In the records below, some lines hold the word "JSON". Copy each of those lines.

··· SOURCE RECORDS ···

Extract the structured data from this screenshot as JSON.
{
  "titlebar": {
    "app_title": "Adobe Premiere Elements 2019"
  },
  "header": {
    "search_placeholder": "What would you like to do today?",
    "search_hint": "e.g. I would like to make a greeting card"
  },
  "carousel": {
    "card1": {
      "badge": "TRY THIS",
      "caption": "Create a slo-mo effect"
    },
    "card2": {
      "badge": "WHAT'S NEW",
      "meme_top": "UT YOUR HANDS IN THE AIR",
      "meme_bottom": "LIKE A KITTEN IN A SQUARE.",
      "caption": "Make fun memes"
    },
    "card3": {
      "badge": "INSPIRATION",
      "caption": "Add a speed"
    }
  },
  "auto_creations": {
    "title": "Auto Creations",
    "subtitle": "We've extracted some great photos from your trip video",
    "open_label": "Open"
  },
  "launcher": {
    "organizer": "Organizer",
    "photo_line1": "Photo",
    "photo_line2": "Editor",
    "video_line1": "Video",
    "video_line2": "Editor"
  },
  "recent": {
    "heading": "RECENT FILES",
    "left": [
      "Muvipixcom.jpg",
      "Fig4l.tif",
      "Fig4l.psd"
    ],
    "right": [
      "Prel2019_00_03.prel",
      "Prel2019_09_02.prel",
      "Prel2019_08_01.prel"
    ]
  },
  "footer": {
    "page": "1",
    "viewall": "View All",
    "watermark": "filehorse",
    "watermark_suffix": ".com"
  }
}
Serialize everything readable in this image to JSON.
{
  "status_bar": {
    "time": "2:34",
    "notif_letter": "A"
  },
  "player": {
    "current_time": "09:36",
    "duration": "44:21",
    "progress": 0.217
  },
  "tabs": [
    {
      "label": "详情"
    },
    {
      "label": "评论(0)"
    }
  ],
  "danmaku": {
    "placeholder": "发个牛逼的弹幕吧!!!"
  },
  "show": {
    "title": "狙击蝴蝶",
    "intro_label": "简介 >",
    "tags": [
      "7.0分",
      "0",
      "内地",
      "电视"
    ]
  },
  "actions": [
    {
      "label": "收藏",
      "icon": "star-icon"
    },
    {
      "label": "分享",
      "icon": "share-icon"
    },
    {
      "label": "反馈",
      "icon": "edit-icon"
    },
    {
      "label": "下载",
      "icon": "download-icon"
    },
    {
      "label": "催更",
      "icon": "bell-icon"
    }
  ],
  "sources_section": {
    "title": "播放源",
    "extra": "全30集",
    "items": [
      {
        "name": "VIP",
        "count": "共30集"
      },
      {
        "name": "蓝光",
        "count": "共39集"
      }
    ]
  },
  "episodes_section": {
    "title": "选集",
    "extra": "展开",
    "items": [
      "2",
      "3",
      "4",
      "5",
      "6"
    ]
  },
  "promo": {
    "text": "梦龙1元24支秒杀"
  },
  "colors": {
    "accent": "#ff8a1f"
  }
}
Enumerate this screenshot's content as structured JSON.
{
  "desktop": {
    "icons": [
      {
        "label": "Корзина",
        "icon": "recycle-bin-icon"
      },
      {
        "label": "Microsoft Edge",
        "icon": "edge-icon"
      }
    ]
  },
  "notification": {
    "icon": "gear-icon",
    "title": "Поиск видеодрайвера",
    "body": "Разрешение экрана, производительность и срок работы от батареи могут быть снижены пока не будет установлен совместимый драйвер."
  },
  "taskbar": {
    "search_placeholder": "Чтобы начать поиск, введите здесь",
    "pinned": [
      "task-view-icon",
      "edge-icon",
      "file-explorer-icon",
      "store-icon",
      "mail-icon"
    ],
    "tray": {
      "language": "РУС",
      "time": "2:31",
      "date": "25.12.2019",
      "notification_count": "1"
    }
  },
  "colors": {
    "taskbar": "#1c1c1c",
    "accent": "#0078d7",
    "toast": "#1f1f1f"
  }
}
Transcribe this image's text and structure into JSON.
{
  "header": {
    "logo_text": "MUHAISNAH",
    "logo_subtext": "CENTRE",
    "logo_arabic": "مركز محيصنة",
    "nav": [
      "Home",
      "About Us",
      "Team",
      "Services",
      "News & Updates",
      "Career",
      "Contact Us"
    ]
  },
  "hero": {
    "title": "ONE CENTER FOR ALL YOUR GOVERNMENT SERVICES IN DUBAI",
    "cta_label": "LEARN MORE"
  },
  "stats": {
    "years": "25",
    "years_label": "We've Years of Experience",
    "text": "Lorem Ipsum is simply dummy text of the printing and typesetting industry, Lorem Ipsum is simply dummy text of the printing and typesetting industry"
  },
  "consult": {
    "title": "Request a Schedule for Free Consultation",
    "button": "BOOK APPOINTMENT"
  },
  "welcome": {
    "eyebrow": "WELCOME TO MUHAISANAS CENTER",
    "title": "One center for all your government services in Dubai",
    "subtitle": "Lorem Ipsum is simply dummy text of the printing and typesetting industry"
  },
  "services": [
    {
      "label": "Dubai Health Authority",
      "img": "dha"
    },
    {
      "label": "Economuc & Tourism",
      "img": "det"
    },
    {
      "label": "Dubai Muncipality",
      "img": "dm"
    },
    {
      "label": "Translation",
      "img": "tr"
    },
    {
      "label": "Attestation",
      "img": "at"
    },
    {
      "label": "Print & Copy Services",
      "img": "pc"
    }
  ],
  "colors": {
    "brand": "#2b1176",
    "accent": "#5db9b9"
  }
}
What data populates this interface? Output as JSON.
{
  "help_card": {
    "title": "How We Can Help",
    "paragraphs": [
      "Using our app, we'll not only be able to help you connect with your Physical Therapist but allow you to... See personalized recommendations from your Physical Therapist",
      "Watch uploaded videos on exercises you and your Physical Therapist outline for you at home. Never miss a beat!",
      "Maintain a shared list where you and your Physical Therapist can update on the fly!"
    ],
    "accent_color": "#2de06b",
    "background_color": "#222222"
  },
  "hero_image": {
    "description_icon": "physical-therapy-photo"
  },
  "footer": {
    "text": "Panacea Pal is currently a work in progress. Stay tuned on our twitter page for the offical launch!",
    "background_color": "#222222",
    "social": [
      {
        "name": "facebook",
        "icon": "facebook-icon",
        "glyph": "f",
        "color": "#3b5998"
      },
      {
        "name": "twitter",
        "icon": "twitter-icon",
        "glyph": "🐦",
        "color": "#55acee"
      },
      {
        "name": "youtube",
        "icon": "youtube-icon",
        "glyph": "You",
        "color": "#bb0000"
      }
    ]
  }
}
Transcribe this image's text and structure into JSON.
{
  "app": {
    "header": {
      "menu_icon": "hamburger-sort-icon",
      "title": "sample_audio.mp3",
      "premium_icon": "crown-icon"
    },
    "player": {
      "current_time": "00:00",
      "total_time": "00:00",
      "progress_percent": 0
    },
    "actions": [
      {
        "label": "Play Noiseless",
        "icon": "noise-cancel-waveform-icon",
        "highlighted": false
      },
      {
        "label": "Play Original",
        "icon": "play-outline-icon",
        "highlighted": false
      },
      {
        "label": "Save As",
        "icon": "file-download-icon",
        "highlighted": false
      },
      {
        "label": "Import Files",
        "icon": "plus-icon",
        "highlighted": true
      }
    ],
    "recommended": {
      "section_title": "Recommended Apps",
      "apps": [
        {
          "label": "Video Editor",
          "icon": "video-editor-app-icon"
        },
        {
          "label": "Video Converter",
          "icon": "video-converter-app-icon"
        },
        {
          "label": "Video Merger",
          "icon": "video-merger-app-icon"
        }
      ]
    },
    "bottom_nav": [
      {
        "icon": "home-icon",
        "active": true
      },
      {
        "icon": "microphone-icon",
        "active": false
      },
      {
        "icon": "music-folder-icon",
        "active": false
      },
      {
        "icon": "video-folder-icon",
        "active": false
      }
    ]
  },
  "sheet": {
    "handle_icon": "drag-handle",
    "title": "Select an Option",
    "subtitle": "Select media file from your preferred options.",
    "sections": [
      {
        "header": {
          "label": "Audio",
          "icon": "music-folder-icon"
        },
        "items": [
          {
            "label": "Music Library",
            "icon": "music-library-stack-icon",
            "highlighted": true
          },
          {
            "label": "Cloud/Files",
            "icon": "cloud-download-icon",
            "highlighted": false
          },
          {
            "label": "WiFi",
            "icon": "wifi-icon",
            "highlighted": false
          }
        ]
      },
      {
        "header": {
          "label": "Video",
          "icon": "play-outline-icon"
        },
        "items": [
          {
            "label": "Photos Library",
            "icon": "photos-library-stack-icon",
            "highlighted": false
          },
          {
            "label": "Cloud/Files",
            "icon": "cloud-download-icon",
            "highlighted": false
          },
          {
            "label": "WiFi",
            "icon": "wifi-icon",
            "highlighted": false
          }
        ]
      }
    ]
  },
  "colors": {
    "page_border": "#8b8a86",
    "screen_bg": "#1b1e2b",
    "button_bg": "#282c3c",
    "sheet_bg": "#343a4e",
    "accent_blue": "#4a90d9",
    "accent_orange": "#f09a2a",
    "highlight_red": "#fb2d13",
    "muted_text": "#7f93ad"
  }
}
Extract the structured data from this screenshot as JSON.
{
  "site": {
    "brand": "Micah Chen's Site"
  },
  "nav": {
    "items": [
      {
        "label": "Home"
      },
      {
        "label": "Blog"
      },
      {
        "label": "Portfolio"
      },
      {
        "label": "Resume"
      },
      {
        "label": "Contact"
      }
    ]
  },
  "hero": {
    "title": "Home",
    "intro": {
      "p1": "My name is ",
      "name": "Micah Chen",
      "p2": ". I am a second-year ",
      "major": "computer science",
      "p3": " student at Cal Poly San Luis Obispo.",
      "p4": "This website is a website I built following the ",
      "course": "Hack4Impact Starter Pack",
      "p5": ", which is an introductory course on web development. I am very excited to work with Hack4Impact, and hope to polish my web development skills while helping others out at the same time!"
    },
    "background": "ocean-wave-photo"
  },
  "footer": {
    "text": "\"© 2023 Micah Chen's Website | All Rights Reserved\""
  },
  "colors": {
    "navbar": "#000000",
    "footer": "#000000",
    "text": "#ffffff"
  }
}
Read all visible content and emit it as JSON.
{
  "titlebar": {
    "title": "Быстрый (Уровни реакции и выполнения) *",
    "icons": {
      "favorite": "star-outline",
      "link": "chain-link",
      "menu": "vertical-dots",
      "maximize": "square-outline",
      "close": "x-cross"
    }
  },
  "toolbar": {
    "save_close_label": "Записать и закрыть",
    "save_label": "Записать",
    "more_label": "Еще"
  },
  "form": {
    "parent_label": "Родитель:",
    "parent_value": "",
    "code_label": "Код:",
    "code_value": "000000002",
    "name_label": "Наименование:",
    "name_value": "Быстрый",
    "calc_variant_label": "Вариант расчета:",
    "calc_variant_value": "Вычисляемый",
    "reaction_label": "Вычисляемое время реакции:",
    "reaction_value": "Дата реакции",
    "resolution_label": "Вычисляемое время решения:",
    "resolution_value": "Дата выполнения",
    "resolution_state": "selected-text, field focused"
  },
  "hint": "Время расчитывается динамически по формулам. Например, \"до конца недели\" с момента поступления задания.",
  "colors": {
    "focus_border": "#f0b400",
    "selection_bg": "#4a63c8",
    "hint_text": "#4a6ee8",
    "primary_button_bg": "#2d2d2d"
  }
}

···

• [WRITTEN ANSWER]:
Extract the structured data from this screenshot as JSON.
Serialize everything readable in this image to JSON.
Enumerate this screenshot's content as structured JSON.
Transcribe this image's text and structure into JSON.
What data populates this interface? Output as JSON.
Transcribe this image's text and structure into JSON.
Extract the structured data from this screenshot as JSON.
Read all visible content and emit it as JSON.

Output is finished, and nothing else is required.